3 Reasons You Should Try Kettlebell Sport
In kettlebell sport a lifter can compete in the snatch, jerk, long-cycle (clean & jerk), or biathlon (jerk + snatch) events. The lifter has 10 minutes to complete as many repetitions as possible in the event. There are rules surrounding this but that is the basic premise. If you’ve watched Olympic Weightlifting then you understand the goal of completing one repetition with a barbell at a maximum weight to test maximum strength. Kettlebell Sport is a strength endurance sport. So while the weight moved is sub-maximal, strength is still required to move the weight and endurance required to continue moving the weight over a considerable time period. Since I’m often asked why someone would want to participate in such an event, I’ve put together three reasons of why I believe it’s a worthwhile pursuit.
You can work multiple fitness qualities simultaneously using the kettlebell sport lifts. The movements are full-body movements that cover multiple patterns. For example, in long-cycle there is an obvious hinge, squat, and press. There is also a pull from the clean and rotation/anti-rotation for those competing with one bell. As I already mentioned all of this requires strength AND endurance elements. If you’d like to read more about why kettlebell sport is efficient at training multiple fitness qualities there is a great blog post here.
PROGRESSION AND ACHIEVEMENT
Competitors achieve rank in the sport by completing a specified number of reps outlined on the ranking table. The reps required is determined by the lifter’s body weight and weight of the bell that he or she is using. Progression is key to kettlebell sport. I’d also argue that it’s one of the most neglected aspects of many people’s workout regimen. If you’re not tracking your progress odds are that you are spinning your wheels in the gym and not seeing results. Kettlebell Sport forces you to look at your performance numbers each workout and ask questions about progress. All of the elements in training should be measured: which weight did you use, how many reps did you achieve, what was your pace, how long did it take you, how long did you rest, etc. This allows you to clearly see your progress, even from one workout to the next, which is sometimes much more vague and difficult to measure with other types of training.
The element of personal achievement should not be overlooked.

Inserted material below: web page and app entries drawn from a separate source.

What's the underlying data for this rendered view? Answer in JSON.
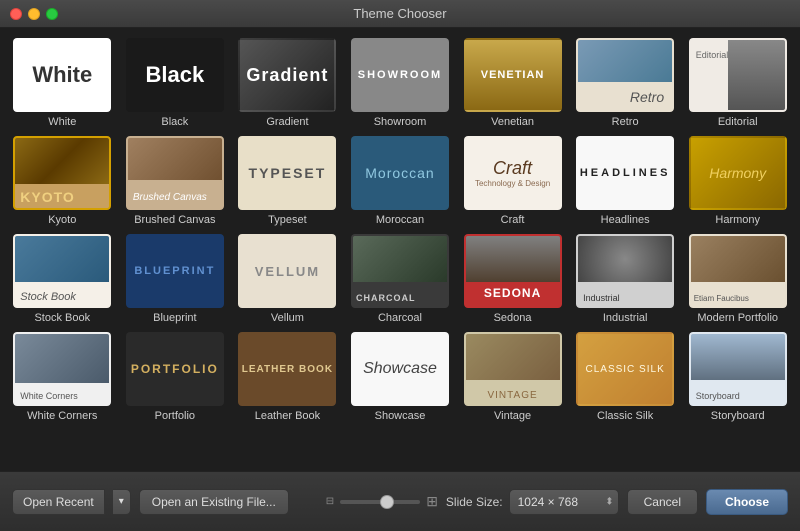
{
  "window": {
    "title": "Theme Chooser"
  },
  "themes": [
    {
      "id": "white",
      "label": "White",
      "style": "white",
      "selected": false
    },
    {
      "id": "black",
      "label": "Black",
      "style": "black",
      "selected": false
    },
    {
      "id": "gradient",
      "label": "Gradient",
      "style": "gradient",
      "selected": false
    },
    {
      "id": "showroom",
      "label": "Showroom",
      "style": "showroom",
      "selected": false
    },
    {
      "id": "venetian",
      "label": "Venetian",
      "style": "venetian",
      "selected": false
    },
    {
      "id": "retro",
      "label": "Retro",
      "style": "retro",
      "selected": false
    },
    {
      "id": "editorial",
      "label": "Editorial",
      "style": "editorial",
      "selected": false
    },
    {
      "id": "kyoto",
      "label": "Kyoto",
      "style": "kyoto",
      "selected": true
    },
    {
      "id": "brushed-canvas",
      "label": "Brushed Canvas",
      "style": "brushed",
      "selected": false
    },
    {
      "id": "typeset",
      "label": "Typeset",
      "style": "typeset",
      "selected": false
    },
    {
      "id": "moroccan",
      "label": "Moroccan",
      "style": "moroccan",
      "selected": false
    },
    {
      "id": "craft",
      "label": "Craft",
      "style": "craft",
      "selected": false
    },
    {
      "id": "headlines",
      "label": "Headlines",
      "style": "headlines",
      "selected": false
    },
    {
      "id": "harmony",
      "label": "Harmony",
      "style": "harmony",
      "selected": false
    },
    {
      "id": "stock-book",
      "label": "Stock Book",
      "style": "stockbook",
      "selected": false
    },
    {
      "id": "blueprint",
      "label": "Blueprint",
      "style": "blueprint",
      "selected": false
    },
    {
      "id": "vellum",
      "label": "Vellum",
      "style": "vellum",
      "selected": false
    },
    {
      "id": "charcoal",
      "label": "Charcoal",
      "style": "charcoal",
      "selected": false
    },
    {
      "id": "sedona",
      "label": "Sedona",
      "style": "sedona",
      "selected": false
    },
    {
      "id": "industrial",
      "label": "Industrial",
      "style": "industrial",
      "selected": false
    },
    {
      "id": "modern-portfolio",
      "label": "Modern Portfolio",
      "style": "modernportfolio",
      "selected": false
    },
    {
      "id": "white-corners",
      "label": "White Corners",
      "style": "whitecorners",
      "selected": false
    },
    {
      "id": "portfolio",
      "label": "Portfolio",
      "style": "portfolio",
      "selected": false
    },
    {
      "id": "leather-book",
      "label": "Leather Book",
      "style": "leatherbook",
      "selected": false
    },
    {
      "id": "showcase",
      "label": "Showcase",
      "style": "showcase",
      "selected": false
    },
    {
      "id": "vintage",
      "label": "Vintage",
      "style": "vintage",
      "selected": false
    },
    {
      "id": "classic-silk",
      "label": "Classic Silk",
      "style": "classicsilk",
      "selected": false
    },
    {
      "id": "storyboard",
      "label": "Storyboard",
      "style": "storyboard",
      "selected": false
    }
  ],
  "bottom": {
    "open_recent": "Open Recent",
    "open_existing": "Open an Existing File...",
    "slide_size_label": "Slide Size:",
    "slide_size_value": "1024 × 768",
    "cancel": "Cancel",
    "choose": "Choose"
  }
}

To start, the kettlebell sport lifts are high skilled movements. Simply learning the lifts and continuing to refine the technique is an achievement in itself, not to mention progress from training and especially the achievement of competing at an event. If your nutrition is dialed in you can even simultaneously make progress in other areas such as muscle gain or fat loss.
Much is talked about the mental aspects of kettlebell sport, and with good reason. Ten minutes of lifting can be brutal. Not only does it take physical preparation, but a strong mind is needed to lift in front of others and push through when things get tough and it would be easier to quit. Kettlebell Sport is a great way to learn about yourself and how to keep calm in times of great stress. You are forced to examine your positive or negative self-talk and make decisions that will either help or hurt the outcome of your event. Needless to say, you can apply the lessons learned in the gym to the way your operate in the rest of your life.
I think it’s important to examine opposing sides of arguments so here are a couple of points that I once thought were against kettlebell sport. The first is that the training can be monotonous, especially if you are training for multiple events in one year. I know that after our first competition at Cypress no one wanted to look at another kettlebell for a few months after. Actually, that’s not entirely true, we simply shifted focus to other aspects of kettlebell training. While there is some monotony in the training, I’ve noticed that many kettlebell lifters supplement their training with more variety and fun then I’ve observed in many general training programs. It seems like every time I turn around someone from the IKFF is introducing a great new tool or protocol into their training. These include bulgarian bags, the mace, and the HIRTS trainer. If anything, competing in kettlebell sport forces you to cycle your training, which is another thing that many programs either lack or do too much.
Finally there is the aspect of safety. I’m always skeptical about competing using an exercise, but kettlebell sport is a very controlled competition compared to some other types of lifting sports. While injuries do happen, they are not very common in kettlebell sport. In fact, grip fatigue or fatigue in smaller muscle groups usually causes the lifter to terminate a set before reaching a point where injury is imminent.
If you’re interested learning more about kettlebell sport you can attend the 2014 New Orleans Kettlebell Sport Championships at Cypress Fitness on July 26 to see firsthand what it’s all about. We also teach a kettlebell seminar at Cypress that can get you started on the road to competing. It’s important to learn the fundamentals of these movements and develop skill and technique before applying the intensity required in a competition. However you’d be surprised at how fast you can progress with practice and consistency. We have an incredible community of kettlebell lifters both at Cypress and as part of the larger IKFF community. Honestly, more than anything else I’d say it’s the relationships that you build along the way that will keep you motivated and coming back for more.